Exhibition Dates: July 6, 2011 – July 30, 2011

Opening Reception: July 8, 2011, 7-9pm

Contact: Nancy Resler, art@natsoulas.com

Information: www.natsoulas.com




Bar Shacterman is a local Fair Oaks ceramic sculptor with a diverse, international background.  Born in Odessa, Russia, his family immigrated to Israel when he was 6. It was there he received his first artistic training at the Academy of Art in Tel Aviv. After traveling through Europe, India and a brief stint in New York, the artist and his family finally settled on the West Coast. He describes himself as “‘A Hole in a Flute’ (Hafiz, Sufi Teacher). The images, experience, fascinations that are my life move through me into something new. What I love most about the process is that it takes me to a different dimension – a place that I haven’t visited yet—technically and conceptually. A work of art is meaningful to me when it expands my understanding of the materials I work with and the images and the ideas that live with me.

My interest in clay was originally inspired by traditional Japanese clay work. In many of the traditional works, I could feel the clay expressing itself; Nature forming around green tea. I use a gas kiln and usually fire it at cone 6 to 9. Some of my work, I fire with groups of Artists that use Noborigama (multiple chamber) and Anagama (single chamber) kilns. The unexpected coming together (jamming) of materials, traditions, and ideas to create something new inspires my work today. It is something I am interested in experiencing, creating and evoking in others.”



Stephanie Wickizer has spent several years developing her relationship with observation, determining how this often-repetitive absorption of visual data is internalized.  Overwhelmed by social interaction, an elimination of the human element allows for a concentration on the set, the stage, the environment that houses a mind’s isolated tangents. Whether drawn from the concrete, clouds, patterns in bark or heaps of branches in a damp gutter, practicing selective notation allows for a mythologizing of the mundane. In a similar manner, the work calls attention to traits often applied in feminine art; detail, interiority, natural imagery, miniaturization and layering.

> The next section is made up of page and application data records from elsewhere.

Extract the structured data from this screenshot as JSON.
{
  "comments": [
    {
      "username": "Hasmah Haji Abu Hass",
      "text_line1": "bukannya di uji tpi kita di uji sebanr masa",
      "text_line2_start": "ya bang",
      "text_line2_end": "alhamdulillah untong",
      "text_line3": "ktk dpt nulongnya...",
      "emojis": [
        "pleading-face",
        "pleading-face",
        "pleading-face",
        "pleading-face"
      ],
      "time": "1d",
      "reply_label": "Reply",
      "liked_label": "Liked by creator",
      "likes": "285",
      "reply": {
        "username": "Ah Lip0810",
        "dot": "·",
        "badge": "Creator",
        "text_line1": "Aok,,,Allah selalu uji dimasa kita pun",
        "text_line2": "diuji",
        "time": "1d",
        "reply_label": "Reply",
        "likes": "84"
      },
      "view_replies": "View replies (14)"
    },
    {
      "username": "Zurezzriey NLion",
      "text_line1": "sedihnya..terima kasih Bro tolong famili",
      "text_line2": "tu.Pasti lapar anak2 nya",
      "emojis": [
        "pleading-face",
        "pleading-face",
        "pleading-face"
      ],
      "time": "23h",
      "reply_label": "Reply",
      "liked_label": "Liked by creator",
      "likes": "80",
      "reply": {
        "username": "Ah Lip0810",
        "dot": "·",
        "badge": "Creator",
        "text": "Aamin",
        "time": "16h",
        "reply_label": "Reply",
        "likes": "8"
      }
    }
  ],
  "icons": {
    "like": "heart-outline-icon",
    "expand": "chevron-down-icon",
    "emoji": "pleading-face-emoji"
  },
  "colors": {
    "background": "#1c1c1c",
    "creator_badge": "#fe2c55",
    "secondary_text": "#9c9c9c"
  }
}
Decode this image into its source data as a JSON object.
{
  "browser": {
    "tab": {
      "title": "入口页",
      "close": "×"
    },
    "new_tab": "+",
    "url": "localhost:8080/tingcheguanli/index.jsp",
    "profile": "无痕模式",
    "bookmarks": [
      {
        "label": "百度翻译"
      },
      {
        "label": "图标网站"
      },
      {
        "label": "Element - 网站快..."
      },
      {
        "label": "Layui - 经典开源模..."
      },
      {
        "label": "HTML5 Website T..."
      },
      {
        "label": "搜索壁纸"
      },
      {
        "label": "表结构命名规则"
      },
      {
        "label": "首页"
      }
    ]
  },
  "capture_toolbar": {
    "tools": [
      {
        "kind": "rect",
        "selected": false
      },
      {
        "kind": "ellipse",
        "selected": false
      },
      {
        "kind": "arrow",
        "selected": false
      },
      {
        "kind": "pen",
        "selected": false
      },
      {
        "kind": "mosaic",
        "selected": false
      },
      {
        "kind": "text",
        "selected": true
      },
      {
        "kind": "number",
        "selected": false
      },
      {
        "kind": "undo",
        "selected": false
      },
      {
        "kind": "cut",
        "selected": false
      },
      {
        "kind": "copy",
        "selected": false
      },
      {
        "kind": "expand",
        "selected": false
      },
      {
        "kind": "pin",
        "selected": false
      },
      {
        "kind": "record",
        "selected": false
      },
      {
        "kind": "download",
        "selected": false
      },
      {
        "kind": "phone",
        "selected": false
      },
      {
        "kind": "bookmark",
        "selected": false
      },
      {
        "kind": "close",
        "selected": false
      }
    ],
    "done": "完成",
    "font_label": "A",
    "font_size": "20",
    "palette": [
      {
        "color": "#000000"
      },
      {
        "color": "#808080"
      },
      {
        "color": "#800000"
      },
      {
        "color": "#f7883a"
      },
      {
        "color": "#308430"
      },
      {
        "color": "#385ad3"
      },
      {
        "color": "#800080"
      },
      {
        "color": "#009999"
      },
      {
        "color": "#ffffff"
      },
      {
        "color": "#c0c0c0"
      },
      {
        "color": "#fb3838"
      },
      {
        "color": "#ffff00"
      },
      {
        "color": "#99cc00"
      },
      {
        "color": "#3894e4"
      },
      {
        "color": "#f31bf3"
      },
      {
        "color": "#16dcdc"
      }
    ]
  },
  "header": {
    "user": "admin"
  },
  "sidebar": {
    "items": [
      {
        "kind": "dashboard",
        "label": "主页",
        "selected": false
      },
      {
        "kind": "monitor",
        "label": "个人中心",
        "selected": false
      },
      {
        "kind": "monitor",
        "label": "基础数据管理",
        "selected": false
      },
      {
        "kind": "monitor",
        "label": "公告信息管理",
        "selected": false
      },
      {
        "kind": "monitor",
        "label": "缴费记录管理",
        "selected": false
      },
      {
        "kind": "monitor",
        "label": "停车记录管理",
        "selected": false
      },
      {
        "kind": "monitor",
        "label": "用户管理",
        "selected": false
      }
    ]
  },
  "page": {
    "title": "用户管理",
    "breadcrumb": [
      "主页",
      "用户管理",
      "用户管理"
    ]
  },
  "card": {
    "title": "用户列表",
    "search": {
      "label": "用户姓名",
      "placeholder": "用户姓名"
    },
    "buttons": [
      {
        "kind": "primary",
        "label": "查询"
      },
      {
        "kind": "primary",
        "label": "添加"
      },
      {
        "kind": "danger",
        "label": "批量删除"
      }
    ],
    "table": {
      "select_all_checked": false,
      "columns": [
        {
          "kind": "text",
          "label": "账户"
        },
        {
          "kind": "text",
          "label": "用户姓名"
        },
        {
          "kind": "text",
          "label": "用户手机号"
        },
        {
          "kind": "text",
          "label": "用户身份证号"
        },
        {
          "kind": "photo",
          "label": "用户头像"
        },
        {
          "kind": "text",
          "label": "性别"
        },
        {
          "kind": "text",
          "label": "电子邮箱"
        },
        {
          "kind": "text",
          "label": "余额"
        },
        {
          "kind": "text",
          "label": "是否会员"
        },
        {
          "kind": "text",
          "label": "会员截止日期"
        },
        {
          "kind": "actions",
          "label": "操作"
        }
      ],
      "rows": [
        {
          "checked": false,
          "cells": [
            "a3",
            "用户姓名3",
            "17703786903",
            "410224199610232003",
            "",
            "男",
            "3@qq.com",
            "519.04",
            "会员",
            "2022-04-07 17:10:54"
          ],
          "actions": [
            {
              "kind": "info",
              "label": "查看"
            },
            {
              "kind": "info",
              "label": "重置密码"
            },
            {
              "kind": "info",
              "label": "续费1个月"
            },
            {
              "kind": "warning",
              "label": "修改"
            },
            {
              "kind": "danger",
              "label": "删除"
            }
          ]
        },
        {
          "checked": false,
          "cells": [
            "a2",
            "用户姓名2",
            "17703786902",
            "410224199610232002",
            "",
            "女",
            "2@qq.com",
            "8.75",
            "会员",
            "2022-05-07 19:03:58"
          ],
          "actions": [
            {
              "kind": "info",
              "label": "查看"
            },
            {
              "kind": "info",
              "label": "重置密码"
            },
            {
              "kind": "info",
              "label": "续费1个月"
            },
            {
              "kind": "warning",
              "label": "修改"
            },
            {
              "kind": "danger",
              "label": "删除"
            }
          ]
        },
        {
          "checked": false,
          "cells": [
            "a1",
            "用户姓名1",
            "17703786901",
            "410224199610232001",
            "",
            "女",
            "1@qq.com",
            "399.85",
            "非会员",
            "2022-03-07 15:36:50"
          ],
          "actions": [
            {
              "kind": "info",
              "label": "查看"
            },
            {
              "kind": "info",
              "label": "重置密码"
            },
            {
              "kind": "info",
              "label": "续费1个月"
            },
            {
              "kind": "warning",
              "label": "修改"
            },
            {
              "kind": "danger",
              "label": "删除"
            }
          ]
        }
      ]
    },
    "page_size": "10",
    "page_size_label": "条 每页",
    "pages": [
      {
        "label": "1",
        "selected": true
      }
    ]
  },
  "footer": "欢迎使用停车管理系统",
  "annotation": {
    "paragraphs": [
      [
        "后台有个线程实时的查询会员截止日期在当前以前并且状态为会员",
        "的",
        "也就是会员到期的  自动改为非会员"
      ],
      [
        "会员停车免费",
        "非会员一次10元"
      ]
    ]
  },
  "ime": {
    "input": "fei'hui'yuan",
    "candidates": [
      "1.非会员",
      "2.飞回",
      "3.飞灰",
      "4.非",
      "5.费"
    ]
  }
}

The decision then, is to create work unifying several, if not all, of these triggers in pieces that maintain what might be considered masculine effect.

“I wanted to present something intricately forceful; powerful in its overwrought tension provided by bound elements, woven together so tightly the structure becomes obscured, yet penetrable with the tools of time and intent. There is a need to make work that must be read. My interest in these visual complexities led me to Roberto Matta, Lee Mullican, William T. Wiley, Robert McChesney, Jimmy Ernst, Charles Burchfield, Felix Vallotton and Leonor Fini. It was with these artists I felt I had found companions in detail. The artists I am drawn to continually seem to flesh out these ephemeral environments; constructing tangible atmospheres. My belief is in the curation of the internal, external or fantastic; the re-construction of realities in order to orient, understand and enhance perspective and experience.”



Concurrently, the Gallery will produce a group exhibition featuring the works of Edward Gorey, Robert Arneson, William T. Wiley, Wayne Thiebaud and others!